Emanuel Wants to Make Chicago "The Most Immigrant-Friendly City in the World"
By Chris Bentley in News on Jul 10, 2012 9:00PM
A certain New York Times travel piece reminded us the Midwest is known nationwide for its genial, hospitable folk. Now Mayor Rahm Emanuel’s Welcoming City Ordinance aims to make Chicago “the most immigrant-friendly city in the world.”
Adolfo Hernandez will head up that effort as director of the Mayor’s brand new Office of New Americans. Hernandez, a second-generation immigrant who grew up in Little Village, told Chicago Tonight he will take city hall on a “road show” through Chicago’s ethnic communities to provide support for entrepreneurs.
The city’s proposals include protections for undocumented immigrants without criminal records. Police will be instructed not to question “law-abiding residents” about their immigration status. Beyond that the proposal remains somewhat vague.
It does sound a bit like a Chicago version of the DREAM act. Emanuel has advocated immigration reform legislation at the state and federal level since becoming Mayor, but he previously drew criticism from immigration reform groups for side-stepping the issue when he was White House Chief of Staff.
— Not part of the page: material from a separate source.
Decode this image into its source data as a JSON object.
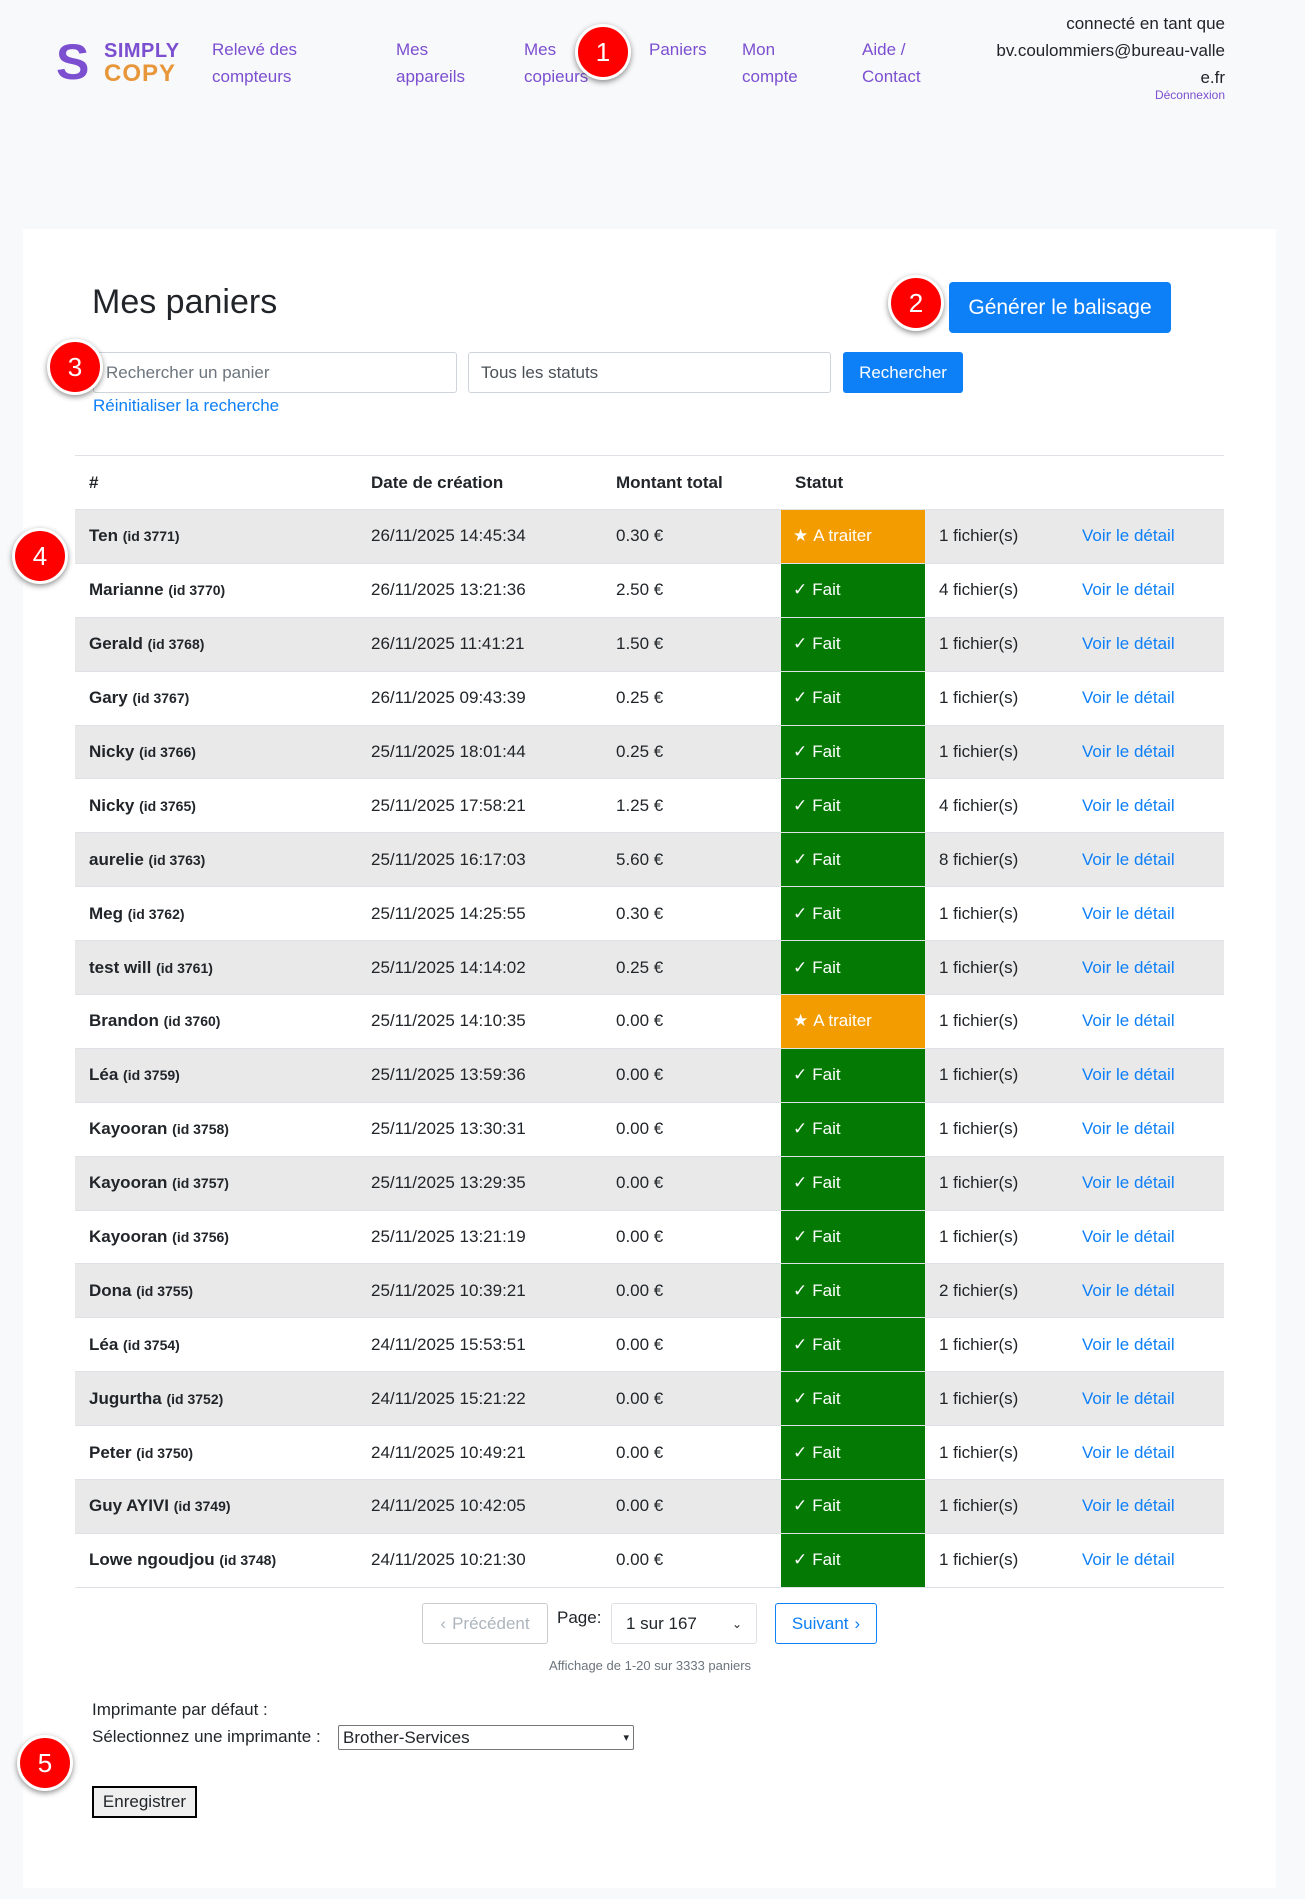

In 1870, immigrants made up a larger proportion of Chicago's population than any other place in North America. Of course, demographics have changed. According to 2010 figures from the U.S. Census Bureau, more than half of the country’s foreign-born population now live in just four states: California, New York, Texas and Florida. Illinois had 4.4 percent of the total foreign-born population, the sixth highest proportion in the country. But that, too, could change. As crackdowns on illegal immigration gain traction elsewhere in the country, immigrants in Arizona and Alabama may continue to seek greener pastures.